Your instructions → Each entry needs to appear again, retyped exactly as it is below.

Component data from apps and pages
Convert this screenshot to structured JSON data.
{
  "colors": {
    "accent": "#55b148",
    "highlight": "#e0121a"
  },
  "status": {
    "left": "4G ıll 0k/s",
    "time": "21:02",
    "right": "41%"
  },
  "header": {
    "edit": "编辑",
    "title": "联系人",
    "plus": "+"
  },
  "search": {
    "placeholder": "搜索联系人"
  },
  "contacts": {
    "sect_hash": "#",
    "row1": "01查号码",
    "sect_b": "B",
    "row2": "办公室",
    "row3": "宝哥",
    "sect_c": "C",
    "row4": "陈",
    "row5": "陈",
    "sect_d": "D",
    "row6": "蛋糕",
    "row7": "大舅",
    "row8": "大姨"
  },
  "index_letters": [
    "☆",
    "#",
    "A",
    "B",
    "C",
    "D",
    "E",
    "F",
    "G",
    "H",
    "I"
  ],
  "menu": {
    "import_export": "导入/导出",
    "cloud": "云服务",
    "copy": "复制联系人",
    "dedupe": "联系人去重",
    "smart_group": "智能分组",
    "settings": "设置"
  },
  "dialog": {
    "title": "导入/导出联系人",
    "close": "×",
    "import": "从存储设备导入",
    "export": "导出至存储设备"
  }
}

Solution for this exercise →
Convert this screenshot to structured JSON data.
{
  "colors": {
    "accent": "#55b148",
    "highlight": "#e0121a"
  },
  "status": {
    "left": "4G ıll 0k/s",
    "time": "21:02",
    "right": "41%"
  },
  "header": {
    "edit": "编辑",
    "title": "联系人",
    "plus": "+"
  },
  "search": {
    "placeholder": "搜索联系人"
  },
  "contacts": {
    "sect_hash": "#",
    "row1": "01查号码",
    "sect_b": "B",
    "row2": "办公室",
    "row3": "宝哥",
    "sect_c": "C",
    "row4": "陈",
    "row5": "陈",
    "sect_d": "D",
    "row6": "蛋糕",
    "row7": "大舅",
    "row8": "大姨"
  },
  "index_letters": [
    "☆",
    "#",
    "A",
    "B",
    "C",
    "D",
    "E",
    "F",
    "G",
    "H",
    "I"
  ],
  "menu": {
    "import_export": "导入/导出",
    "cloud": "云服务",
    "copy": "复制联系人",
    "dedupe": "联系人去重",
    "smart_group": "智能分组",
    "settings": "设置"
  },
  "dialog": {
    "title": "导入/导出联系人",
    "close": "×",
    "import": "从存储设备导入",
    "export": "导出至存储设备"
  }
}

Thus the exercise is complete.